**EXERCISE GOAL**
From the records below, copy the lines that include "value".

**MATERIAL TO PROCESS**
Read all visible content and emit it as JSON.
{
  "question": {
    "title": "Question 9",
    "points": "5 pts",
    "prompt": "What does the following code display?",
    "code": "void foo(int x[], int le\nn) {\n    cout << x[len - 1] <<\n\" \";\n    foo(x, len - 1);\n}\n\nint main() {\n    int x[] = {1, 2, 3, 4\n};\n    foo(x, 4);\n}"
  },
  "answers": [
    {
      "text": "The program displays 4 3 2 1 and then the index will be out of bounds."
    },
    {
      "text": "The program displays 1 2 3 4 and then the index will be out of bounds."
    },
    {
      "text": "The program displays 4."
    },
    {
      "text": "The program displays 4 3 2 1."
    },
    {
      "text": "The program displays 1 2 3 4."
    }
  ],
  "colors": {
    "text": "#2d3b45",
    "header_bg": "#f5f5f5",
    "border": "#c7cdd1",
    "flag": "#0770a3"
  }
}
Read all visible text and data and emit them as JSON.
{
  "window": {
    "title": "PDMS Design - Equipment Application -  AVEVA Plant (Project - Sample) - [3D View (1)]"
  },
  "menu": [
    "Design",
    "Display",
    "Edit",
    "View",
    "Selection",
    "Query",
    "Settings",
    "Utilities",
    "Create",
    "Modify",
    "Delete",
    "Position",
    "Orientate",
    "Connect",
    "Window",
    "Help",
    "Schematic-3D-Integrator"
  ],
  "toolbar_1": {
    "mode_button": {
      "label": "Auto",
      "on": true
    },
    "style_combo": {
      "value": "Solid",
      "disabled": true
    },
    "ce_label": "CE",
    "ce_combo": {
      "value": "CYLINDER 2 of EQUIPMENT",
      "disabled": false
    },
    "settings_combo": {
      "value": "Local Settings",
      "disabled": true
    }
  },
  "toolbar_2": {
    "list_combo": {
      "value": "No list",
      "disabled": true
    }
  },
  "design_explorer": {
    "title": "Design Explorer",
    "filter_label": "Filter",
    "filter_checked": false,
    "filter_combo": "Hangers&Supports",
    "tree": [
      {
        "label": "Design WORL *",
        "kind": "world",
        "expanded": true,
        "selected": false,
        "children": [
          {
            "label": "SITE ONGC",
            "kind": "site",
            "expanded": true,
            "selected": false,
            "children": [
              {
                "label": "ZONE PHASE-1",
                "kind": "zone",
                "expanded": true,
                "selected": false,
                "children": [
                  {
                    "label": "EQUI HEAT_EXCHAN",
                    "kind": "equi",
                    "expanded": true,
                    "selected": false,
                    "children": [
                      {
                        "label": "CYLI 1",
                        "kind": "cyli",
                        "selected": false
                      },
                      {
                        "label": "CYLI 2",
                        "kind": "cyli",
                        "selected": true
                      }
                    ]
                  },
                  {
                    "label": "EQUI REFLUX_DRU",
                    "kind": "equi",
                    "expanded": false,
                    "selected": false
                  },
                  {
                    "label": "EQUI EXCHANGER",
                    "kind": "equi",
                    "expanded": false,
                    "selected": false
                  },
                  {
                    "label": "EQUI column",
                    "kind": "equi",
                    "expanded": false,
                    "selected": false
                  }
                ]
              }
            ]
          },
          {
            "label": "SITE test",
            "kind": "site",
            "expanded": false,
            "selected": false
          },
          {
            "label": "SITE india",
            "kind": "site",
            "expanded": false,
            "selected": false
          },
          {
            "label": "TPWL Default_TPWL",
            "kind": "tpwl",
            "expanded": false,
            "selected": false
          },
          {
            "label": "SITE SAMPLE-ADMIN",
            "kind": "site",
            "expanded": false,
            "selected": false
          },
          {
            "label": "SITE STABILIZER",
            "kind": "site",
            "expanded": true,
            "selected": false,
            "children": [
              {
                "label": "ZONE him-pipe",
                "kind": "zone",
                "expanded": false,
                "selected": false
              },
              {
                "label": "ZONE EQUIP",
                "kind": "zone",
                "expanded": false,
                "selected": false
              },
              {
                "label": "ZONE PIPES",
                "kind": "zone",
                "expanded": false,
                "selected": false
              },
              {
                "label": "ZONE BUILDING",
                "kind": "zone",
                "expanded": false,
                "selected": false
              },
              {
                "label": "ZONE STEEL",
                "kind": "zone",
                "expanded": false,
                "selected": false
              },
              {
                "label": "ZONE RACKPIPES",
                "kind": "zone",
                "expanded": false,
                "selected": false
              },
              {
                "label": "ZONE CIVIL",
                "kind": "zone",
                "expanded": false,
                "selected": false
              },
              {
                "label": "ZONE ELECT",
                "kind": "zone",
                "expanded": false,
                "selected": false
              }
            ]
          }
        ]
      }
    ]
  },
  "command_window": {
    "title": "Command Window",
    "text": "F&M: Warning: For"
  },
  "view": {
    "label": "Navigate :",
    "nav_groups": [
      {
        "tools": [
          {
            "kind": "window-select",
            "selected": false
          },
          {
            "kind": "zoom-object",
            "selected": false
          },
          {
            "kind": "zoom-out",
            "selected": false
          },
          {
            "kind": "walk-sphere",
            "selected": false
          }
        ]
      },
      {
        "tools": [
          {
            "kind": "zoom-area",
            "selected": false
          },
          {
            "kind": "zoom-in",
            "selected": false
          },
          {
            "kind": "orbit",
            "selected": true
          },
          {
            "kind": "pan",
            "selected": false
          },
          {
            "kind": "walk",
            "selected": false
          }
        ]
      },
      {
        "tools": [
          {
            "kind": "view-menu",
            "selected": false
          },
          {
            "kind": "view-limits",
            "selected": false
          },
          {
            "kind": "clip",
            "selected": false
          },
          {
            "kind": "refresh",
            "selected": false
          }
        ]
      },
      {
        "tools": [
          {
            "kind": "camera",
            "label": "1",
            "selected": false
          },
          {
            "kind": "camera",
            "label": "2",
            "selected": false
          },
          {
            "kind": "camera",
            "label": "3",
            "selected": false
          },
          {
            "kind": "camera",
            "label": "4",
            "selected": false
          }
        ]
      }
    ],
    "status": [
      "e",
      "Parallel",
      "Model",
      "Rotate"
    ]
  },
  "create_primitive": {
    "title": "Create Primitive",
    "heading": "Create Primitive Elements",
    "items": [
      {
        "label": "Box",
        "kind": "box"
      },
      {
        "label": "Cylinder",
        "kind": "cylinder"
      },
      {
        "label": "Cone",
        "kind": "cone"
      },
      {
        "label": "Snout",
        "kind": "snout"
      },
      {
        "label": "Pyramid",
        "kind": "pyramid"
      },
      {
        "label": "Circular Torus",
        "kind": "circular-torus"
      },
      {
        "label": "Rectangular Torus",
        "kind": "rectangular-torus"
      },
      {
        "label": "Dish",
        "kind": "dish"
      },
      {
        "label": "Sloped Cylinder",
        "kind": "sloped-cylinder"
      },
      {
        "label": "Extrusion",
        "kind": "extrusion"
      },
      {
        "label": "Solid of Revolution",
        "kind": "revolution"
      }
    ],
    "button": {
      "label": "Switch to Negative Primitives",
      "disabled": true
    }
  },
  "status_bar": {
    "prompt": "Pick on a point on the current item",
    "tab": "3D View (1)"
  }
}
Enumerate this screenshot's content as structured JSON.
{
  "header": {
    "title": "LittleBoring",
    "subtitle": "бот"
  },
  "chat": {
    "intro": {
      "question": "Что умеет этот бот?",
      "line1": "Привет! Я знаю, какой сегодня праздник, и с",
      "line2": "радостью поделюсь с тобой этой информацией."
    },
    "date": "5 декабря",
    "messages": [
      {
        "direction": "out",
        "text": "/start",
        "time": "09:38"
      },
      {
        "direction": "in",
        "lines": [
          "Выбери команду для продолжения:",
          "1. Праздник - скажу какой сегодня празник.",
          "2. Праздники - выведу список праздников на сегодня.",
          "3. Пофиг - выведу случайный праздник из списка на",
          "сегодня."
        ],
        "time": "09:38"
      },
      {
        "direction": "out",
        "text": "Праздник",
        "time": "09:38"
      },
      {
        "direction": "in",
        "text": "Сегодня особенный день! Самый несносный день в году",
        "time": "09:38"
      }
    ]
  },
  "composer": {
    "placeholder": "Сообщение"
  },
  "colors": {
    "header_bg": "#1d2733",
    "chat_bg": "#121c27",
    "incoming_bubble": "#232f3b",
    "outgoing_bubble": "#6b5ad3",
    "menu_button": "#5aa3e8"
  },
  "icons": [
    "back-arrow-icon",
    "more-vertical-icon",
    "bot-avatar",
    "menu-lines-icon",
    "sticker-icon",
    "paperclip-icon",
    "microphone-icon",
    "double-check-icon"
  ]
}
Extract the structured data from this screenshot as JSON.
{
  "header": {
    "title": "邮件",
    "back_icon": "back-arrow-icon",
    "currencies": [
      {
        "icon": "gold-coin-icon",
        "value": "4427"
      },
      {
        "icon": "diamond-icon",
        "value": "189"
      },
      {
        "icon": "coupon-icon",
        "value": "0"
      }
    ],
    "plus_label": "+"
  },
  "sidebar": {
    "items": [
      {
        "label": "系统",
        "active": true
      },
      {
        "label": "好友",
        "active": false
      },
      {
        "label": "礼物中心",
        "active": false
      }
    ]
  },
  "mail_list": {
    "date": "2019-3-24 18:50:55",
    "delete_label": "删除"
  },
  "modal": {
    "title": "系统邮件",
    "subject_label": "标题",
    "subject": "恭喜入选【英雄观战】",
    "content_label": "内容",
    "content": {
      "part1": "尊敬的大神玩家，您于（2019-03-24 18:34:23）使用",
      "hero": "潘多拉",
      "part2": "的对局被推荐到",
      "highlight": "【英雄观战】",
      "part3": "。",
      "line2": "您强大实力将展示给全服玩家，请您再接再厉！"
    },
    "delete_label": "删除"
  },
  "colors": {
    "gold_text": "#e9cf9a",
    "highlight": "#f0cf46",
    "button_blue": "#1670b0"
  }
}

**ANSWER BOX**
      "value": "Solid",
      "value": "CYLINDER 2 of EQUIPMENT",
      "value": "Local Settings",
      "value": "No list",
        "value": "4427"
        "value": "189"
        "value": "0"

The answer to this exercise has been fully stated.